Even then, the duo wrote that their conclusions are based on small and possibly unrepresentative patterns. And after fifteen years Trinkaus completely doubled his idea, and later found that similar patterns of injuries were found among Pleistocene people who lived with Neanderthals. The hypothesis of the rodeo rider, he said, should be "more qualified if not simply withdrawn" (Trinkaus refused to interview him for this story).
But the hypothesis and the broader notion of highly traumatized Neanderthals were as firm as the imaginary neanderthal to the mammoth's back in the folk consciousness. Some researchers claimed that their often broken bodies would have stopped the Neanderthal to effectively transfer technology skills to one another. Others argued that they could survive their common wounds only with medical health.
But in a new study, the largest of its kind – Katerina Harvati and her colleagues at the University of Tübingen have shown that head injuries were not so common in Neanderthals and certainly no more than in modern Homo sapiens. "This means that the Neanderthal trauma does not require its own specific explanations, and that the risk and danger were so much a part of the life of Neanderthals as they were in the possession of the evolutionary past," writes Marta Mirazon Lahr of the University of Cambridge, editor-in-chief.
"The [high frequency of] head trauma was used to claim that they were more violent or hunted in a more special way, "says Harvati." We have taken one of these for this. It is important to re-examine our assumptions about their behavior. "
Other studies have come to similar conclusions, but no one has looked at such a large number of skeletons, says Rebecca Wragg Sykes, an archaeologist at the University of Bordeaux, a Neanderthal student. "Real [helps] to return to the persistent image of the Neanderthals, because they have heavily destroyed bodies, "she says. This painting insisted partly because it seemed to be a probable reason why we they should be more successful. Having clear data to refute that, on the basis of a really good sample size, [adds to] a growing view that there are many similarities in behavior between two species. "
This study is complemented by the constant transformation of Neanderthals, which have long been presented as brutal and impersonal.

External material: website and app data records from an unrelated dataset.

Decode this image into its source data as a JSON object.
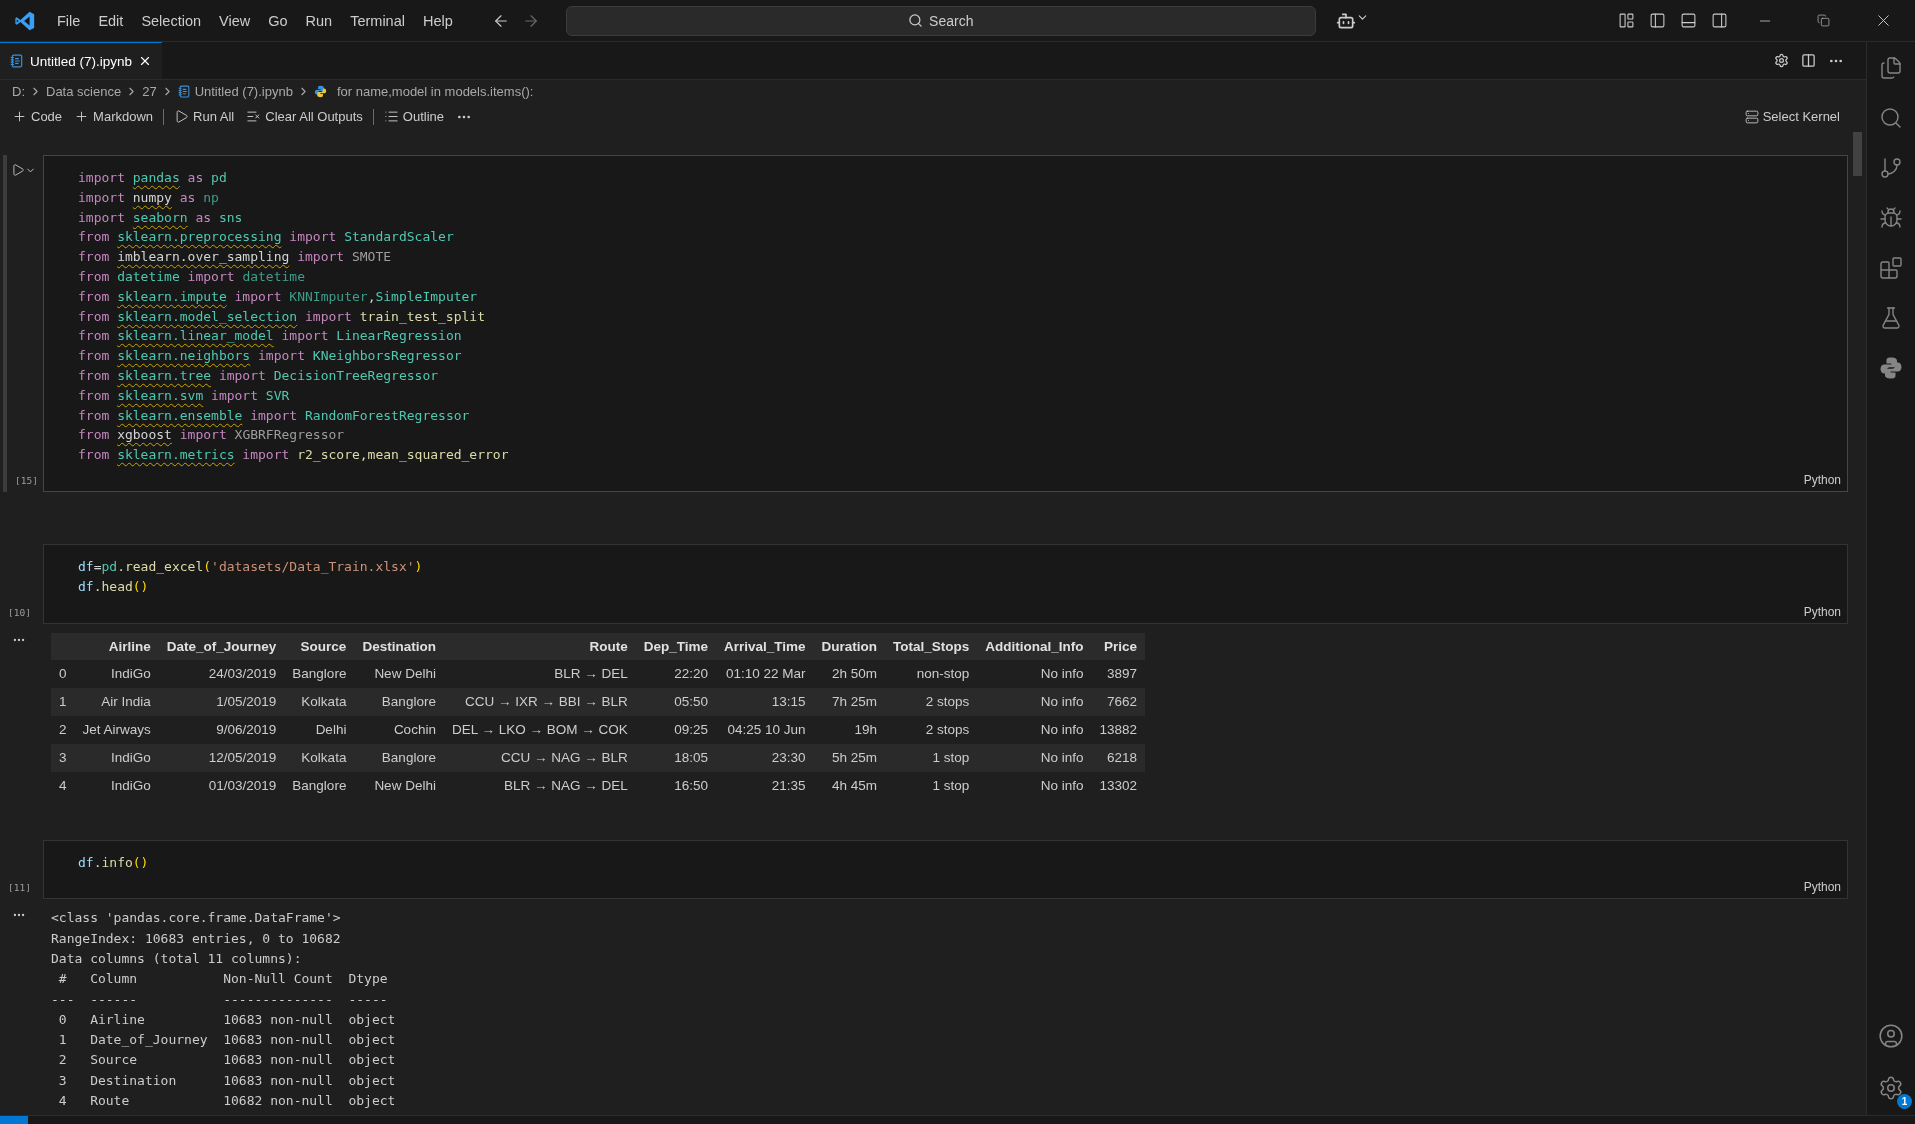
{
  "title_bar": {
    "menu": [
      "File",
      "Edit",
      "Selection",
      "View",
      "Go",
      "Run",
      "Terminal",
      "Help"
    ],
    "search": {
      "placeholder": "Search"
    }
  },
  "editor_tabs": [
    {
      "label": "Untitled (7).ipynb",
      "selected": true
    }
  ],
  "breadcrumbs": [
    {
      "label": "D:",
      "kind": "folder"
    },
    {
      "label": "Data science",
      "kind": "folder"
    },
    {
      "label": "27",
      "kind": "folder"
    },
    {
      "label": "Untitled (7).ipynb",
      "kind": "notebook"
    },
    {
      "label": "for name,model in models.items():",
      "kind": "python"
    }
  ],
  "toolbar": [
    {
      "label": "Code",
      "kind": "add"
    },
    {
      "label": "Markdown",
      "kind": "add"
    },
    {
      "kind": "separator"
    },
    {
      "label": "Run All",
      "kind": "run"
    },
    {
      "label": "Clear All Outputs",
      "kind": "clear"
    },
    {
      "kind": "separator"
    },
    {
      "label": "Outline",
      "kind": "outline"
    },
    {
      "kind": "more"
    }
  ],
  "kernel": {
    "label": "Select Kernel"
  },
  "cells": [
    {
      "selected": true,
      "count": "[15]",
      "language": "Python",
      "lines": [
        [
          {
            "text": "import ",
            "kind": "keyword"
          },
          {
            "text": "pandas",
            "kind": "module"
          },
          {
            "text": " as ",
            "kind": "keyword"
          },
          {
            "text": "pd",
            "kind": "class"
          }
        ],
        [
          {
            "text": "import ",
            "kind": "keyword"
          },
          {
            "text": "numpy",
            "kind": "unresolved"
          },
          {
            "text": " as ",
            "kind": "keyword"
          },
          {
            "text": "np",
            "kind": "dim"
          }
        ],
        [
          {
            "text": "import ",
            "kind": "keyword"
          },
          {
            "text": "seaborn",
            "kind": "module"
          },
          {
            "text": " as ",
            "kind": "keyword"
          },
          {
            "text": "sns",
            "kind": "class"
          }
        ],
        [
          {
            "text": "from ",
            "kind": "keyword"
          },
          {
            "text": "sklearn.preprocessing",
            "kind": "module"
          },
          {
            "text": " import ",
            "kind": "keyword"
          },
          {
            "text": "StandardScaler",
            "kind": "class"
          }
        ],
        [
          {
            "text": "from ",
            "kind": "keyword"
          },
          {
            "text": "imblearn.over_sampling",
            "kind": "unresolved"
          },
          {
            "text": " import ",
            "kind": "keyword"
          },
          {
            "text": "SMOTE",
            "kind": "grey"
          }
        ],
        [
          {
            "text": "from ",
            "kind": "keyword"
          },
          {
            "text": "datetime",
            "kind": "class"
          },
          {
            "text": " import ",
            "kind": "keyword"
          },
          {
            "text": "datetime",
            "kind": "dim"
          }
        ],
        [
          {
            "text": "from ",
            "kind": "keyword"
          },
          {
            "text": "sklearn.impute",
            "kind": "module"
          },
          {
            "text": " import ",
            "kind": "keyword"
          },
          {
            "text": "KNNImputer",
            "kind": "dim"
          },
          {
            "text": ",",
            "kind": "plain"
          },
          {
            "text": "SimpleImputer",
            "kind": "class"
          }
        ],
        [
          {
            "text": "from ",
            "kind": "keyword"
          },
          {
            "text": "sklearn.model_selection",
            "kind": "module"
          },
          {
            "text": " import ",
            "kind": "keyword"
          },
          {
            "text": "train_test_split",
            "kind": "function"
          }
        ],
        [
          {
            "text": "from ",
            "kind": "keyword"
          },
          {
            "text": "sklearn.linear_model",
            "kind": "module"
          },
          {
            "text": " import ",
            "kind": "keyword"
          },
          {
            "text": "LinearRegression",
            "kind": "class"
          }
        ],
        [
          {
            "text": "from ",
            "kind": "keyword"
          },
          {
            "text": "sklearn.neighbors",
            "kind": "module"
          },
          {
            "text": " import ",
            "kind": "keyword"
          },
          {
            "text": "KNeighborsRegressor",
            "kind": "class"
          }
        ],
        [
          {
            "text": "from ",
            "kind": "keyword"
          },
          {
            "text": "sklearn.tree",
            "kind": "module"
          },
          {
            "text": " import ",
            "kind": "keyword"
          },
          {
            "text": "DecisionTreeRegressor",
            "kind": "class"
          }
        ],
        [
          {
            "text": "from ",
            "kind": "keyword"
          },
          {
            "text": "sklearn.svm",
            "kind": "module"
          },
          {
            "text": " import ",
            "kind": "keyword"
          },
          {
            "text": "SVR",
            "kind": "class"
          }
        ],
        [
          {
            "text": "from ",
            "kind": "keyword"
          },
          {
            "text": "sklearn.ensemble",
            "kind": "module"
          },
          {
            "text": " import ",
            "kind": "keyword"
          },
          {
            "text": "RandomForestRegressor",
            "kind": "class"
          }
        ],
        [
          {
            "text": "from ",
            "kind": "keyword"
          },
          {
            "text": "xgboost",
            "kind": "unresolved"
          },
          {
            "text": " import ",
            "kind": "keyword"
          },
          {
            "text": "XGBRFRegressor",
            "kind": "grey"
          }
        ],
        [
          {
            "text": "from ",
            "kind": "keyword"
          },
          {
            "text": "sklearn.metrics",
            "kind": "module"
          },
          {
            "text": " import ",
            "kind": "keyword"
          },
          {
            "text": "r2_score,mean_squared_error",
            "kind": "function"
          }
        ]
      ]
    },
    {
      "selected": false,
      "count": "[10]",
      "language": "Python",
      "lines": [
        [
          {
            "text": "df",
            "kind": "variable"
          },
          {
            "text": "=",
            "kind": "plain"
          },
          {
            "text": "pd",
            "kind": "class"
          },
          {
            "text": ".read_excel",
            "kind": "function"
          },
          {
            "text": "(",
            "kind": "bracket"
          },
          {
            "text": "'datasets/Data_Train.xlsx'",
            "kind": "string"
          },
          {
            "text": ")",
            "kind": "bracket"
          }
        ],
        [
          {
            "text": "df",
            "kind": "variable"
          },
          {
            "text": ".head",
            "kind": "function"
          },
          {
            "text": "()",
            "kind": "bracket"
          }
        ]
      ],
      "output": {
        "kind": "table",
        "columns": [
          "Airline",
          "Date_of_Journey",
          "Source",
          "Destination",
          "Route",
          "Dep_Time",
          "Arrival_Time",
          "Duration",
          "Total_Stops",
          "Additional_Info",
          "Price"
        ],
        "rows": [
          {
            "index": "0",
            "cells": [
              "IndiGo",
              "24/03/2019",
              "Banglore",
              "New Delhi",
              "BLR → DEL",
              "22:20",
              "01:10 22 Mar",
              "2h 50m",
              "non-stop",
              "No info",
              "3897"
            ]
          },
          {
            "index": "1",
            "cells": [
              "Air India",
              "1/05/2019",
              "Kolkata",
              "Banglore",
              "CCU → IXR → BBI → BLR",
              "05:50",
              "13:15",
              "7h 25m",
              "2 stops",
              "No info",
              "7662"
            ]
          },
          {
            "index": "2",
            "cells": [
              "Jet Airways",
              "9/06/2019",
              "Delhi",
              "Cochin",
              "DEL → LKO → BOM → COK",
              "09:25",
              "04:25 10 Jun",
              "19h",
              "2 stops",
              "No info",
              "13882"
            ]
          },
          {
            "index": "3",
            "cells": [
              "IndiGo",
              "12/05/2019",
              "Kolkata",
              "Banglore",
              "CCU → NAG → BLR",
              "18:05",
              "23:30",
              "5h 25m",
              "1 stop",
              "No info",
              "6218"
            ]
          },
          {
            "index": "4",
            "cells": [
              "IndiGo",
              "01/03/2019",
              "Banglore",
              "New Delhi",
              "BLR → NAG → DEL",
              "16:50",
              "21:35",
              "4h 45m",
              "1 stop",
              "No info",
              "13302"
            ]
          }
        ]
      }
    },
    {
      "selected": false,
      "count": "[11]",
      "language": "Python",
      "lines": [
        [
          {
            "text": "df",
            "kind": "variable"
          },
          {
            "text": ".info",
            "kind": "function"
          },
          {
            "text": "()",
            "kind": "bracket"
          }
        ]
      ],
      "output": {
        "kind": "text",
        "lines": [
          "<class 'pandas.core.frame.DataFrame'>",
          "RangeIndex: 10683 entries, 0 to 10682",
          "Data columns (total 11 columns):",
          " #   Column           Non-Null Count  Dtype ",
          "---  ------           --------------  ----- ",
          " 0   Airline          10683 non-null  object",
          " 1   Date_of_Journey  10683 non-null  object",
          " 2   Source           10683 non-null  object",
          " 3   Destination      10683 non-null  object",
          " 4   Route            10682 non-null  object"
        ]
      }
    }
  ],
  "activity_bar": {
    "settings_badge": "1"
  }
}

It is now clear that they made tools, used fire, made art, buried their dead, and perhaps even had a language.
Harvati's colleague Judith Beier compared the previous studies to the skulls of 114 Neanderthals and 90 modern humans who all lived in Europe and Asia between 20,000 and 80,000 years ago. (The term "modern man" refers here Homo sapiens, and not current people.) It was estimated that between 4 and 33 percent of Neanderthals would have some sort of head injury, compared with 2 to 34 percent of modern modern humans.